# Task statement
Among the entries below, find the lines holding "rest" and copy them.

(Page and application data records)
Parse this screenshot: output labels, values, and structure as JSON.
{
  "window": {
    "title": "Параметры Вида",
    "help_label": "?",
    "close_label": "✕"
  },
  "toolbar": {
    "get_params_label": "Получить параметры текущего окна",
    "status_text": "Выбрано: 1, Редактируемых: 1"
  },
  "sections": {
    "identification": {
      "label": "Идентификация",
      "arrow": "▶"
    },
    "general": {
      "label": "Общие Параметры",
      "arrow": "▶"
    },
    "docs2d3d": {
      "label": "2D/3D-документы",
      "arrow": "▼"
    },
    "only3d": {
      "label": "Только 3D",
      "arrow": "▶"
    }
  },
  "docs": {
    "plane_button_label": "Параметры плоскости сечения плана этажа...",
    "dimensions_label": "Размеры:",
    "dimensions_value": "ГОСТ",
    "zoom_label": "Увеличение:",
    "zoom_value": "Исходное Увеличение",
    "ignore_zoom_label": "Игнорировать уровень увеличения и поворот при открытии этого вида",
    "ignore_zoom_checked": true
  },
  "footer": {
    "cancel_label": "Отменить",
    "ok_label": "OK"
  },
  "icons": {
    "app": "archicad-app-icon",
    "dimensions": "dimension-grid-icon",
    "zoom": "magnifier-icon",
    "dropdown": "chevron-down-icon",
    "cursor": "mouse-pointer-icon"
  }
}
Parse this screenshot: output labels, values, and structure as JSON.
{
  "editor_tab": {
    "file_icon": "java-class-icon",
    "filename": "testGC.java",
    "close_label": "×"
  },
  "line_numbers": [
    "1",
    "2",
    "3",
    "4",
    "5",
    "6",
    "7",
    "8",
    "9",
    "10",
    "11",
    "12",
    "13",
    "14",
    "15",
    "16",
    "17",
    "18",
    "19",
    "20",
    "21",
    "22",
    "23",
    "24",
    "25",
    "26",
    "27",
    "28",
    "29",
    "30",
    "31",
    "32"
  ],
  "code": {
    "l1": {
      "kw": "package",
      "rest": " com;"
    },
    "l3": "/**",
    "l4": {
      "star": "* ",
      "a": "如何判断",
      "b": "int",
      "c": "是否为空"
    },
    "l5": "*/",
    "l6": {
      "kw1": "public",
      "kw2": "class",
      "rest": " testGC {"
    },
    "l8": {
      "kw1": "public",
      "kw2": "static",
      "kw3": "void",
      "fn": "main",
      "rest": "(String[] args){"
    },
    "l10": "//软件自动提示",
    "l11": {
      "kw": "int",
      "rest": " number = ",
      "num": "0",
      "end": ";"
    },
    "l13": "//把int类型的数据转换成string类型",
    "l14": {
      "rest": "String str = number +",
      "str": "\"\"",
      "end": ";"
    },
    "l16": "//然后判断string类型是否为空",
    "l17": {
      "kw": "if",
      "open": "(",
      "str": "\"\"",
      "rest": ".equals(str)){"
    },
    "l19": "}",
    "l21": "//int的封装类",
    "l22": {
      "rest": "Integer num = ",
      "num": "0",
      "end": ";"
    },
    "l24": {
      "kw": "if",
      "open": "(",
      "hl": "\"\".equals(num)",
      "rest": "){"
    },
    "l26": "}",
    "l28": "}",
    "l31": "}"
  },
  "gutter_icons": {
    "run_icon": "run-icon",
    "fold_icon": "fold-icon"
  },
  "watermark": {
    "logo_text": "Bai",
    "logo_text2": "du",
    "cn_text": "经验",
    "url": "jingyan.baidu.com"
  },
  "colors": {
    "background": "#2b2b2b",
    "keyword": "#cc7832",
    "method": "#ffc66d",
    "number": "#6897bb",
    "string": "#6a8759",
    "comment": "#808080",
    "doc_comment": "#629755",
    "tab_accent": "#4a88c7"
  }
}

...

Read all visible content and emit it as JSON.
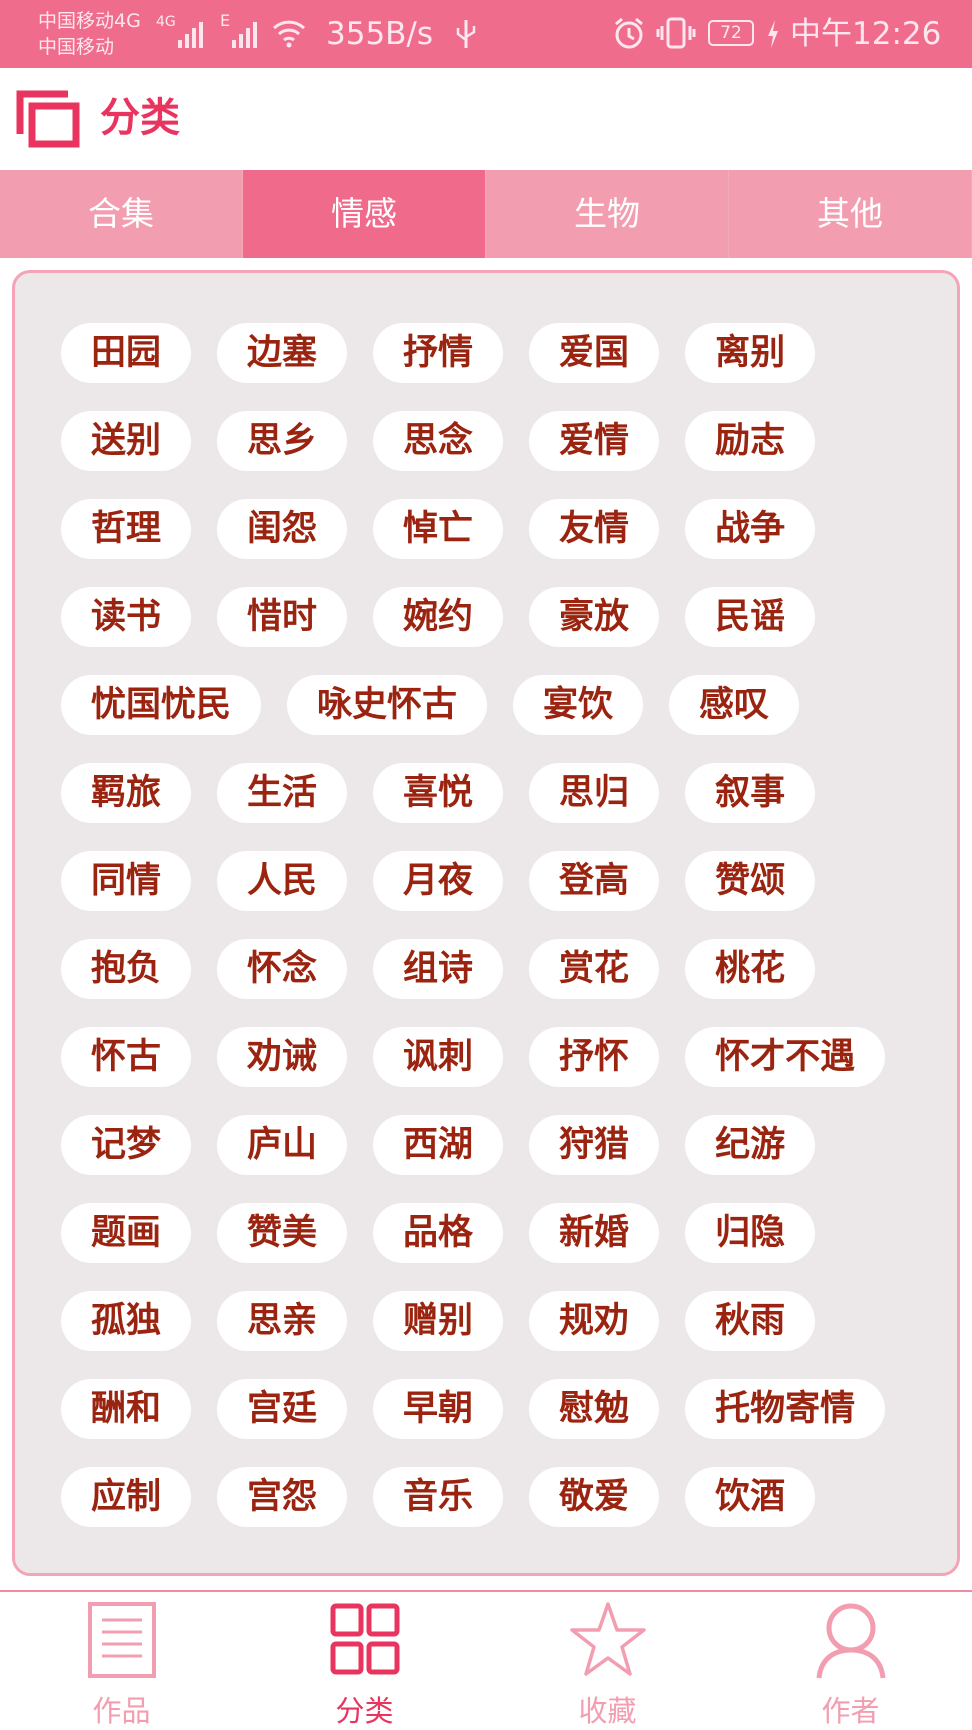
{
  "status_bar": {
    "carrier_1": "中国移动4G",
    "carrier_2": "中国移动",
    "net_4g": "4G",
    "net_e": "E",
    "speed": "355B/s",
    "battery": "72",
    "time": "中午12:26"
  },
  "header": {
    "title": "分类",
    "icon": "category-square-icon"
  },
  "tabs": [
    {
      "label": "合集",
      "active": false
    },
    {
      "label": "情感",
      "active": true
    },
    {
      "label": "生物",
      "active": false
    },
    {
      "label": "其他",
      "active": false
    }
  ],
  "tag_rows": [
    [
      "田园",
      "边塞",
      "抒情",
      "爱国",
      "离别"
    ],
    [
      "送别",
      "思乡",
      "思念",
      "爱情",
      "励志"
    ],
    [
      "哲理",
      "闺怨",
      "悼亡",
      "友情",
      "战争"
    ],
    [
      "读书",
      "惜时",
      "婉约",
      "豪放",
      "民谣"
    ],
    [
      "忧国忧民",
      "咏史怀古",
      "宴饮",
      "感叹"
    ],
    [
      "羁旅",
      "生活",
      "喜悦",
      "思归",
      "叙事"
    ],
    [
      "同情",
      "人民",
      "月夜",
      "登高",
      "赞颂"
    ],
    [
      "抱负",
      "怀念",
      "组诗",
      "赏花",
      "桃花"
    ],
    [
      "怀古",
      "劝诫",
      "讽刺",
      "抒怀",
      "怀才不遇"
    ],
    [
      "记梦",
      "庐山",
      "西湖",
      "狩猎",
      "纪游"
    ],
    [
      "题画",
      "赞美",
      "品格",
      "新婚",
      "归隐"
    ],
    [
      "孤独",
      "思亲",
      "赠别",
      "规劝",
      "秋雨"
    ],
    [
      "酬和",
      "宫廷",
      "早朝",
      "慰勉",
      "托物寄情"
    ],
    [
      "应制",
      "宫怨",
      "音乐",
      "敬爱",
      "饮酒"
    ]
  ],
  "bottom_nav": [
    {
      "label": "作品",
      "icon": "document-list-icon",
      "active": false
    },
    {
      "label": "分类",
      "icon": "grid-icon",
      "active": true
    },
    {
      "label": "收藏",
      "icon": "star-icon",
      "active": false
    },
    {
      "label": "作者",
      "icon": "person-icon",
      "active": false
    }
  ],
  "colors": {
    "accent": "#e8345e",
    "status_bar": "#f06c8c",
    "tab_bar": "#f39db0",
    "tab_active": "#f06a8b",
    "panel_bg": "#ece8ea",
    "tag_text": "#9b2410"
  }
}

# Final answer
      "rest": " com;"
      "rest": " testGC {"
      "rest": "(String[] args){"
      "rest": " number = ",
      "rest": "String str = number +",
      "rest": ".equals(str)){"
      "rest": "Integer num = ",
      "rest": "){"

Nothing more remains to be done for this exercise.